**EXERCISE BRIEF**
Only text is carried over. Reproduce the entries below exactly.

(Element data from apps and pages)
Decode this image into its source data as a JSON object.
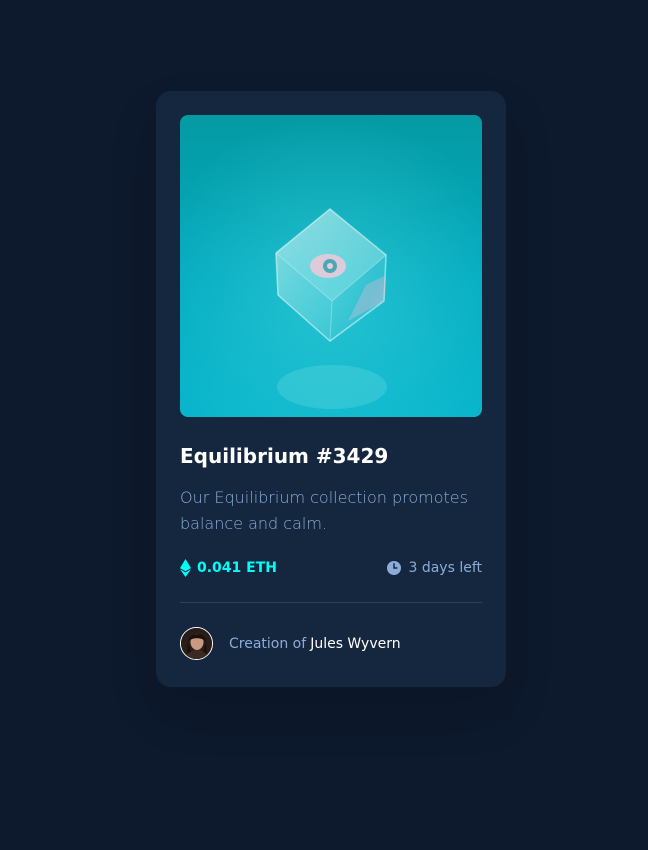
{
  "card": {
    "title": "Equilibrium #3429",
    "description": "Our Equilibrium collection promotes balance and calm.",
    "price": "0.041 ETH",
    "time_left": "3 days left",
    "creator_prefix": "Creation of",
    "creator_name": "Jules Wyvern"
  },
  "icons": {
    "price": "ethereum-icon",
    "time": "clock-icon"
  },
  "colors": {
    "page_background": "#0d192c",
    "card_background": "#15263f",
    "accent_cyan": "#00fff8",
    "soft_blue": "#8bacd9",
    "white": "#ffffff",
    "divider": "#2e405a"
  }
}
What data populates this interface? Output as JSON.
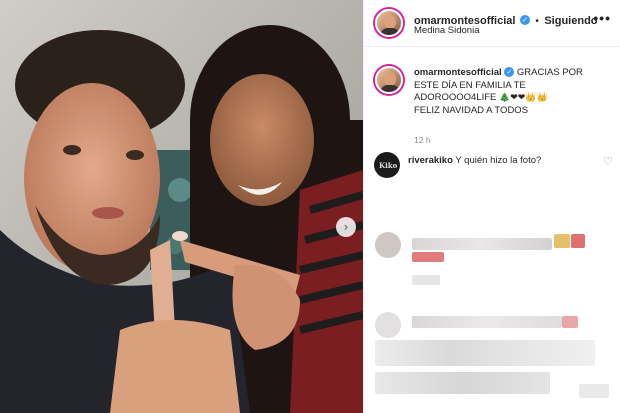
{
  "header": {
    "username": "omarmontesofficial",
    "verified_mark": "✓",
    "separator": "•",
    "follow_label": "Siguiendo",
    "location": "Medina Sidonia",
    "more_label": "•••"
  },
  "caption": {
    "username": "omarmontesofficial",
    "verified_mark": "✓",
    "text_line1": "GRACIAS POR ESTE DÍA EN FAMILIA TE ADOROOOO4LIFE",
    "emoji": "🎄❤❤👑👑",
    "text_line2": "FELIZ NAVIDAD A TODOS",
    "time": "12 h"
  },
  "comments": [
    {
      "username": "riverakiko",
      "text": "Y quién hizo la foto?",
      "avatar_text": "Kiko"
    }
  ],
  "icons": {
    "next_arrow": "›",
    "heart": "♡"
  },
  "colors": {
    "verified": "#3897f0",
    "story_ring": "#d6249f",
    "muted": "#8e8e8e"
  }
}
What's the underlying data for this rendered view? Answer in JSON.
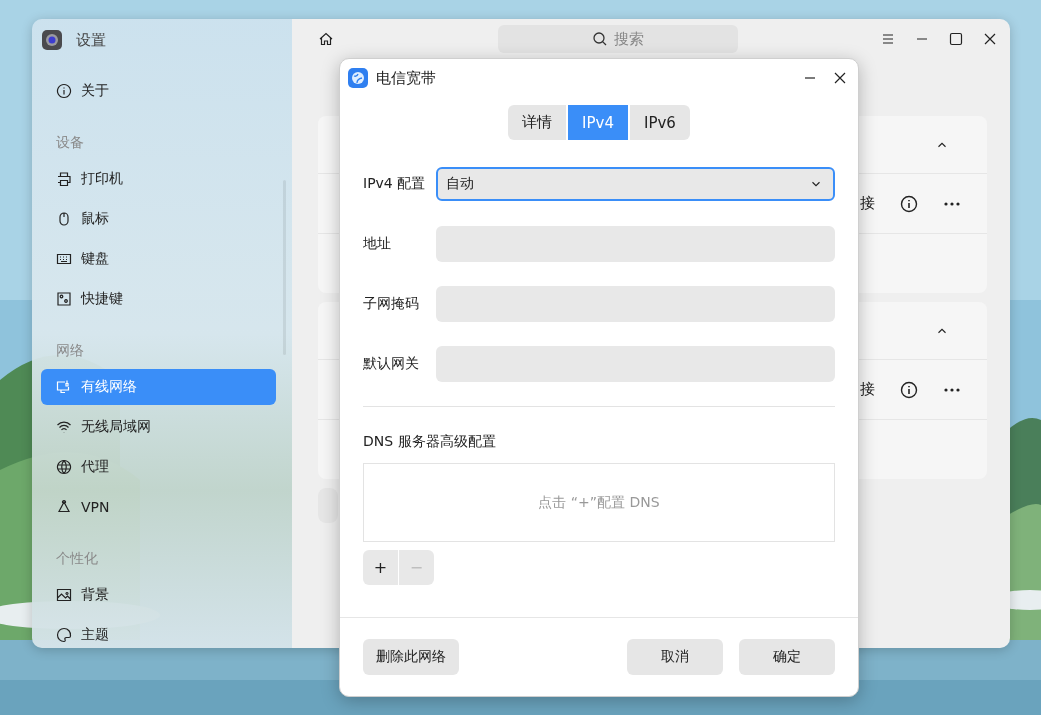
{
  "settings_window": {
    "title": "设置",
    "search": {
      "placeholder": "搜索"
    },
    "sidebar": {
      "items": [
        {
          "kind": "item",
          "label": "关于",
          "selected": false
        },
        {
          "kind": "section",
          "label": "设备"
        },
        {
          "kind": "item",
          "label": "打印机",
          "selected": false
        },
        {
          "kind": "item",
          "label": "鼠标",
          "selected": false
        },
        {
          "kind": "item",
          "label": "键盘",
          "selected": false
        },
        {
          "kind": "item",
          "label": "快捷键",
          "selected": false
        },
        {
          "kind": "section",
          "label": "网络"
        },
        {
          "kind": "item",
          "label": "有线网络",
          "selected": true
        },
        {
          "kind": "item",
          "label": "无线局域网",
          "selected": false
        },
        {
          "kind": "item",
          "label": "代理",
          "selected": false
        },
        {
          "kind": "item",
          "label": "VPN",
          "selected": false
        },
        {
          "kind": "section",
          "label": "个性化"
        },
        {
          "kind": "item",
          "label": "背景",
          "selected": false
        },
        {
          "kind": "item",
          "label": "主题",
          "selected": false
        }
      ]
    },
    "network_cards": [
      {
        "status": "接"
      },
      {
        "status": "接"
      }
    ]
  },
  "dialog": {
    "title": "电信宽带",
    "tabs": [
      {
        "label": "详情",
        "selected": false
      },
      {
        "label": "IPv4",
        "selected": true
      },
      {
        "label": "IPv6",
        "selected": false
      }
    ],
    "fields": [
      {
        "label": "IPv4 配置",
        "kind": "select",
        "value": "自动",
        "focused": true
      },
      {
        "label": "地址",
        "kind": "text",
        "focused": false
      },
      {
        "label": "子网掩码",
        "kind": "text",
        "focused": false
      },
      {
        "label": "默认网关",
        "kind": "text",
        "focused": false
      }
    ],
    "dns": {
      "title": "DNS 服务器高级配置",
      "hint": "点击 “+”配置 DNS",
      "add": "+",
      "remove": "−",
      "remove_disabled": true
    },
    "buttons": {
      "delete": "删除此网络",
      "cancel": "取消",
      "confirm": "确定"
    }
  }
}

**EXERCISE OUTPUT**
Decode this image into its source data as a JSON object.
{
  "card": {
    "title": "Equilibrium #3429",
    "description": "Our Equilibrium collection promotes balance and calm.",
    "price": "0.041 ETH",
    "time_left": "3 days left",
    "creator_prefix": "Creation of",
    "creator_name": "Jules Wyvern"
  },
  "icons": {
    "price": "ethereum-icon",
    "time": "clock-icon"
  },
  "colors": {
    "page_background": "#0d192c",
    "card_background": "#15263f",
    "accent_cyan": "#00fff8",
    "soft_blue": "#8bacd9",
    "white": "#ffffff",
    "divider": "#2e405a"
  }
}
What data populates this interface? Output as JSON.
{
  "header": {
    "username": "omarmontesofficial",
    "verified_mark": "✓",
    "separator": "•",
    "follow_label": "Siguiendo",
    "location": "Medina Sidonia",
    "more_label": "•••"
  },
  "caption": {
    "username": "omarmontesofficial",
    "verified_mark": "✓",
    "text_line1": "GRACIAS POR ESTE DÍA EN FAMILIA TE ADOROOOO4LIFE",
    "emoji": "🎄❤❤👑👑",
    "text_line2": "FELIZ NAVIDAD A TODOS",
    "time": "12 h"
  },
  "comments": [
    {
      "username": "riverakiko",
      "text": "Y quién hizo la foto?",
      "avatar_text": "Kiko"
    }
  ],
  "icons": {
    "next_arrow": "›",
    "heart": "♡"
  },
  "colors": {
    "verified": "#3897f0",
    "story_ring": "#d6249f",
    "muted": "#8e8e8e"
  }
}
What's the underlying data for this rendered view? Answer in JSON.
{
  "settings_window": {
    "title": "设置",
    "search": {
      "placeholder": "搜索"
    },
    "sidebar": {
      "items": [
        {
          "kind": "item",
          "label": "关于",
          "selected": false
        },
        {
          "kind": "section",
          "label": "设备"
        },
        {
          "kind": "item",
          "label": "打印机",
          "selected": false
        },
        {
          "kind": "item",
          "label": "鼠标",
          "selected": false
        },
        {
          "kind": "item",
          "label": "键盘",
          "selected": false
        },
        {
          "kind": "item",
          "label": "快捷键",
          "selected": false
        },
        {
          "kind": "section",
          "label": "网络"
        },
        {
          "kind": "item",
          "label": "有线网络",
          "selected": true
        },
        {
          "kind": "item",
          "label": "无线局域网",
          "selected": false
        },
        {
          "kind": "item",
          "label": "代理",
          "selected": false
        },
        {
          "kind": "item",
          "label": "VPN",
          "selected": false
        },
        {
          "kind": "section",
          "label": "个性化"
        },
        {
          "kind": "item",
          "label": "背景",
          "selected": false
        },
        {
          "kind": "item",
          "label": "主题",
          "selected": false
        }
      ]
    },
    "network_cards": [
      {
        "status": "接"
      },
      {
        "status": "接"
      }
    ]
  },
  "dialog": {
    "title": "电信宽带",
    "tabs": [
      {
        "label": "详情",
        "selected": false
      },
      {
        "label": "IPv4",
        "selected": true
      },
      {
        "label": "IPv6",
        "selected": false
      }
    ],
    "fields": [
      {
        "label": "IPv4 配置",
        "kind": "select",
        "value": "自动",
        "focused": true
      },
      {
        "label": "地址",
        "kind": "text",
        "focused": false
      },
      {
        "label": "子网掩码",
        "kind": "text",
        "focused": false
      },
      {
        "label": "默认网关",
        "kind": "text",
        "focused": false
      }
    ],
    "dns": {
      "title": "DNS 服务器高级配置",
      "hint": "点击 “+”配置 DNS",
      "add": "+",
      "remove": "−",
      "remove_disabled": true
    },
    "buttons": {
      "delete": "删除此网络",
      "cancel": "取消",
      "confirm": "确定"
    }
  }
}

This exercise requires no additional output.